__WHAT IS REQUIRED__
Indicate only the number of lines in the listing below in which the word "values" appears.
———
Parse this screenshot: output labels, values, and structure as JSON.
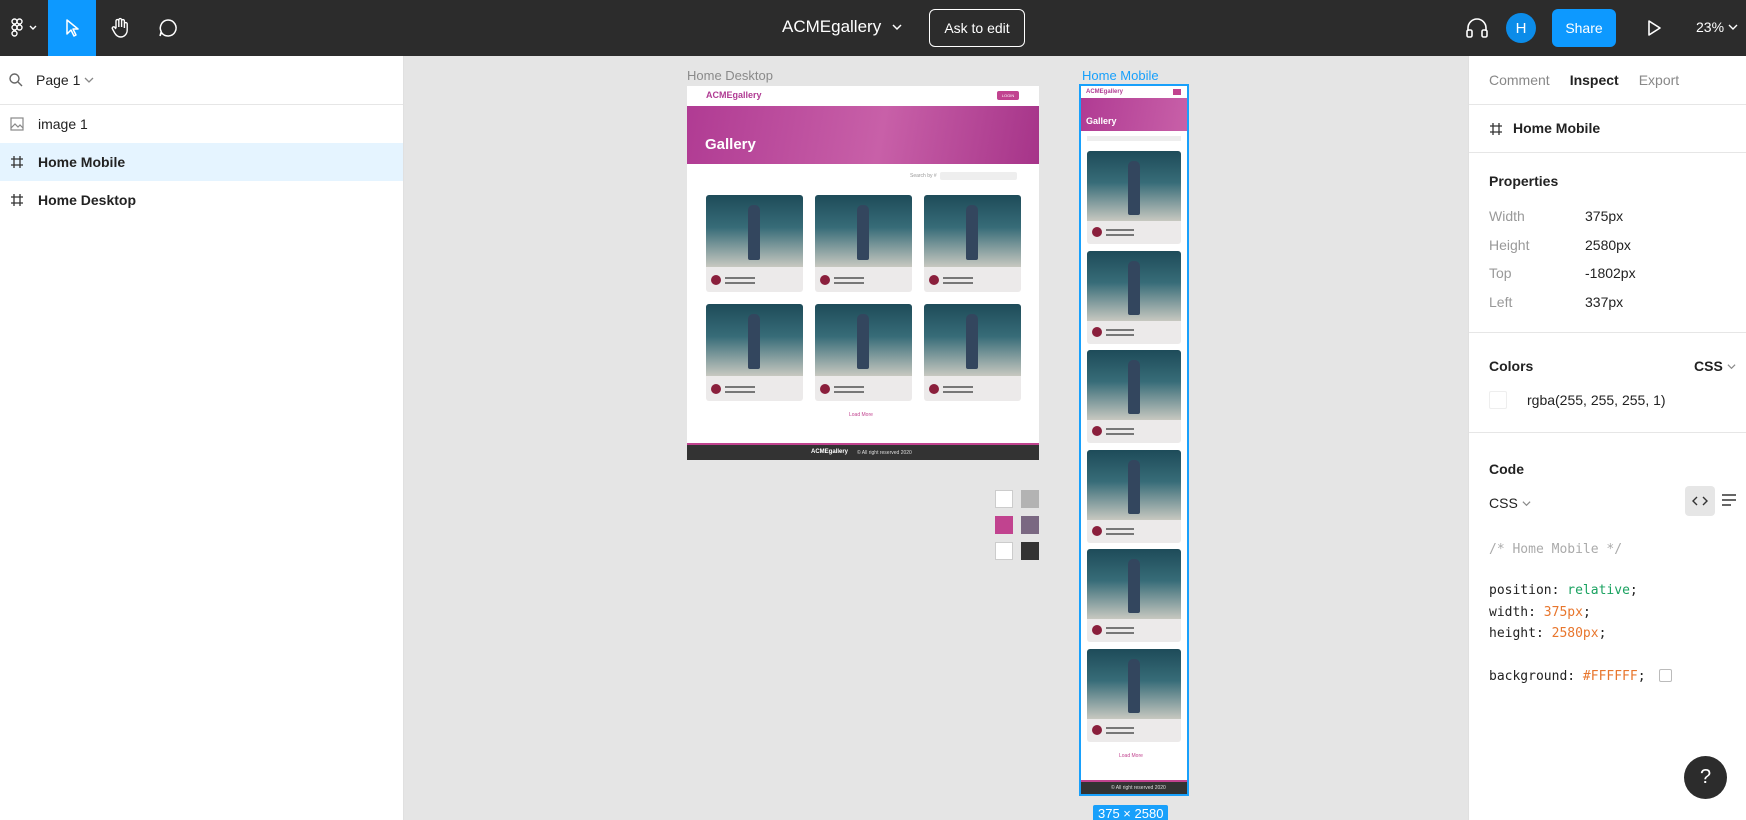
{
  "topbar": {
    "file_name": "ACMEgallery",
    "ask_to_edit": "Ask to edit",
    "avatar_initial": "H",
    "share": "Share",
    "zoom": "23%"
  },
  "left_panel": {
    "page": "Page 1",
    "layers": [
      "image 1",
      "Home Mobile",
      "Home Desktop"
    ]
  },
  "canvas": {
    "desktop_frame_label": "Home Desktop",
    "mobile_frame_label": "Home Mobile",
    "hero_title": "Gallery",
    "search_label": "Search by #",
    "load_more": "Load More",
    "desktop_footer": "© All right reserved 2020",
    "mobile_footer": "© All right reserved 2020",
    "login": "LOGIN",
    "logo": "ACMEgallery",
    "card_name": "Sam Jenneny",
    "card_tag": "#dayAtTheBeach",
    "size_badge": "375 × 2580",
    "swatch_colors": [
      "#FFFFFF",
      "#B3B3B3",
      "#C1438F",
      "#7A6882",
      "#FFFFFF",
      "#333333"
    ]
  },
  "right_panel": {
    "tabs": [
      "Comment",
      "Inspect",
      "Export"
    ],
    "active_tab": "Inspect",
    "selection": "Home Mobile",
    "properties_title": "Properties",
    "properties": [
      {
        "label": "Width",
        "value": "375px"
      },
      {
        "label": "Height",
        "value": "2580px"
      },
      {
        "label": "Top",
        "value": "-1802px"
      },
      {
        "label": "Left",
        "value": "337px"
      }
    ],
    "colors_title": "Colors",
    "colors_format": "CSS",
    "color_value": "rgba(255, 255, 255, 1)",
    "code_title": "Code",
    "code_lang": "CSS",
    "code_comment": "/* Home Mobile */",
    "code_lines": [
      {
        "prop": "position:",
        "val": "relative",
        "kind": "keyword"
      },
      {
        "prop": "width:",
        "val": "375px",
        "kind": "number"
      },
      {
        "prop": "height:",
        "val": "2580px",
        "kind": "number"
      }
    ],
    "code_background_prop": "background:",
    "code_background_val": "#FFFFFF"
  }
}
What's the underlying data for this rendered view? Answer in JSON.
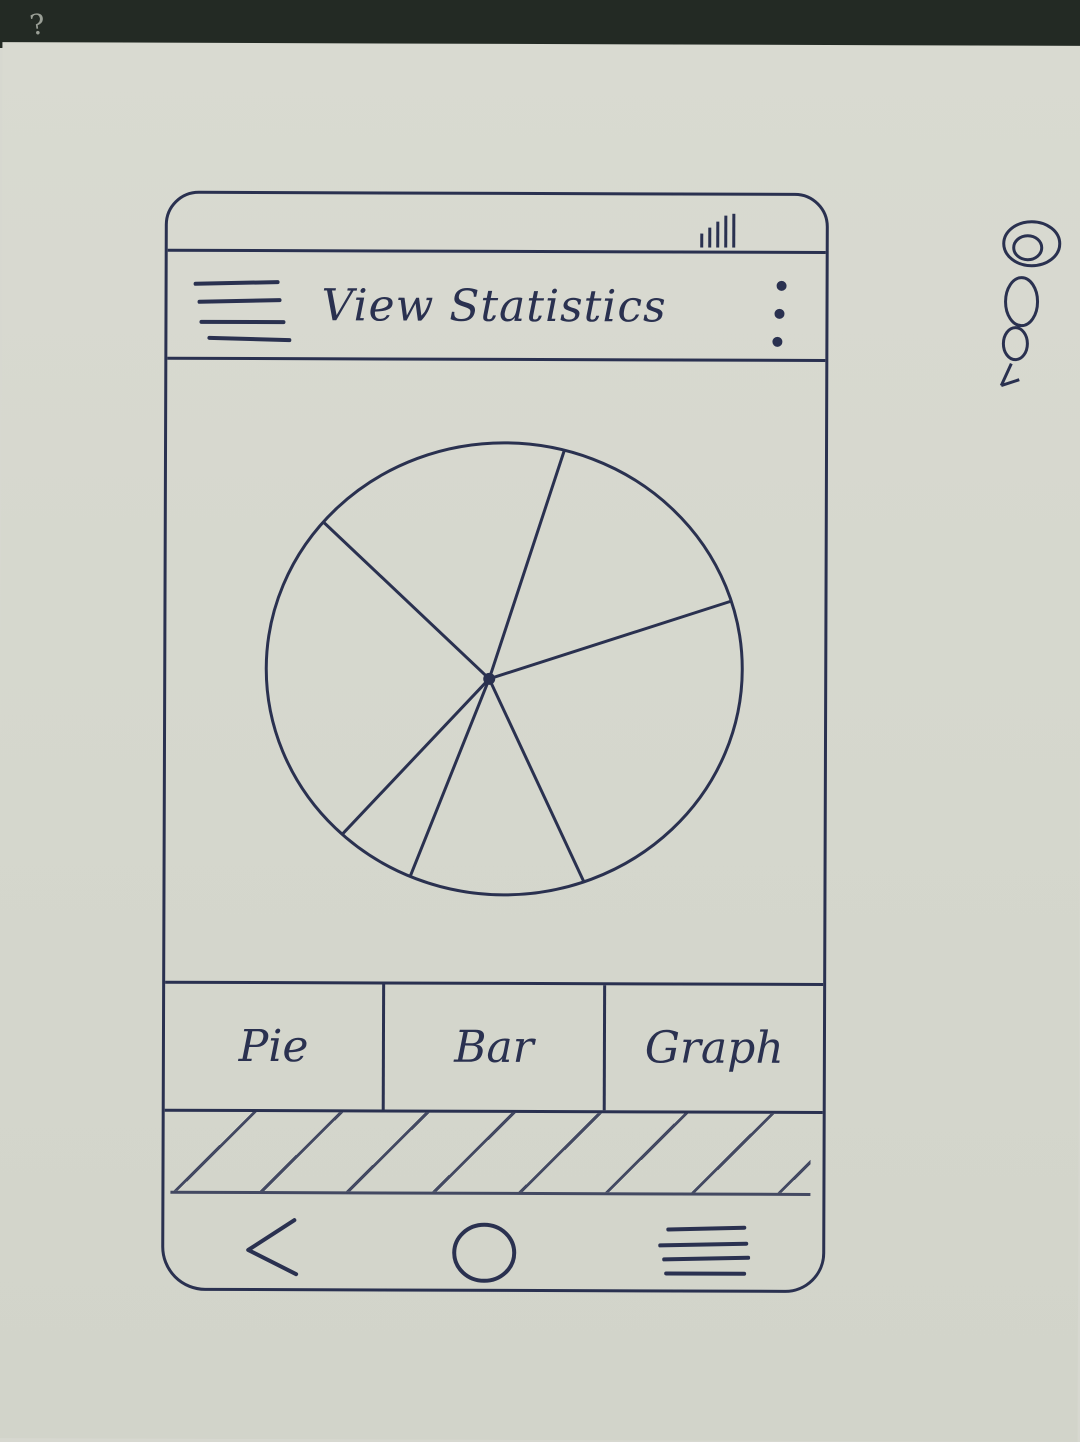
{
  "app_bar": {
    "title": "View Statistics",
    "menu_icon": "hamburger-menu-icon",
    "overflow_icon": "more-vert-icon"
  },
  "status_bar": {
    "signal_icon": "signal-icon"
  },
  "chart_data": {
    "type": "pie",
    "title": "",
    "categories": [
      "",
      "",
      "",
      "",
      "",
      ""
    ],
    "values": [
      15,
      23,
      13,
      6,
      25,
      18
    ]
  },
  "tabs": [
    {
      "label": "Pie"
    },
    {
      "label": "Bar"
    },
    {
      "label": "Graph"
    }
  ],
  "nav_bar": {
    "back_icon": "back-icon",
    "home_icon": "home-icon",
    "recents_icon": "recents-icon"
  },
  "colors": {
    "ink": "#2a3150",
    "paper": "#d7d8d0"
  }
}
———
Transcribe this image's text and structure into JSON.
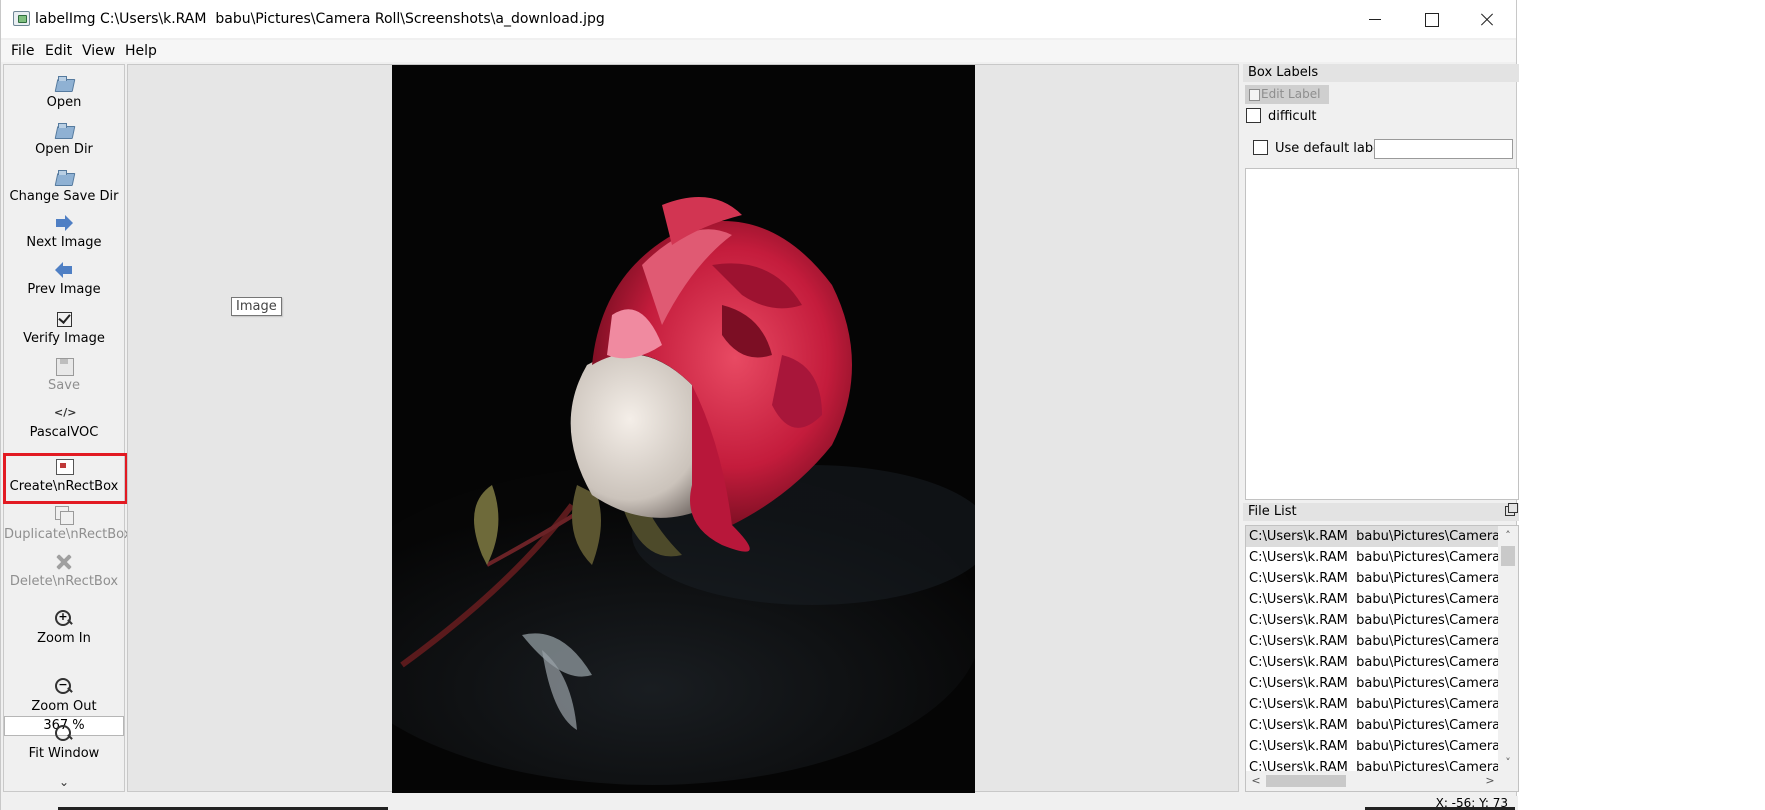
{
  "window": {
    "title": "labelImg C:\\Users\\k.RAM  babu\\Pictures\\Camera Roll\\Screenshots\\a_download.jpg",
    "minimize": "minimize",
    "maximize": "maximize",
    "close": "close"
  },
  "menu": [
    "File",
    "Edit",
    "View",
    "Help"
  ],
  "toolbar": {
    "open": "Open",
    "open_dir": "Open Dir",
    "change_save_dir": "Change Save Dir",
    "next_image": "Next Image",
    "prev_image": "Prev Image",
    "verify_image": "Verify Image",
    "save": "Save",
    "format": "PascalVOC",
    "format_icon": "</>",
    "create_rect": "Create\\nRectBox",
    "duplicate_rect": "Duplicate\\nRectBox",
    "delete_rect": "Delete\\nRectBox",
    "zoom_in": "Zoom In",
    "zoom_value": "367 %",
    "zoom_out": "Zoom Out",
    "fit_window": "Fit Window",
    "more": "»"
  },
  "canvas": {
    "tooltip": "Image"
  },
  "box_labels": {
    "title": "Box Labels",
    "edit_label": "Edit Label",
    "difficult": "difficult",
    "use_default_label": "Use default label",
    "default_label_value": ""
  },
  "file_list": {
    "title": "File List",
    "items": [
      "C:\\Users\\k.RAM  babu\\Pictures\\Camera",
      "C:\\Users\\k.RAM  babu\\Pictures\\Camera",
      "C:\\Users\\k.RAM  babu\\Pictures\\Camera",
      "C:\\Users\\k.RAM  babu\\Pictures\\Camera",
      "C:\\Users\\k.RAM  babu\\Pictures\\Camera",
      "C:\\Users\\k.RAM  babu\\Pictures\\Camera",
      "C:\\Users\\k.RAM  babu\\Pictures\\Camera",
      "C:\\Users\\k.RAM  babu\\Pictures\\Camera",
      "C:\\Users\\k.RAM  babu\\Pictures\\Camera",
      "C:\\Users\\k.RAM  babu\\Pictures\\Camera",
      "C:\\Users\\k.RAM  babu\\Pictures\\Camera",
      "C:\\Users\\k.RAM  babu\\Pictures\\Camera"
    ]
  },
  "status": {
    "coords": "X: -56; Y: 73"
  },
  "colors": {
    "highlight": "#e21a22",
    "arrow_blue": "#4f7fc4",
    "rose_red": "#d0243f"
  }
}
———
__SOLUTION FOR THIS PROBLEM__
2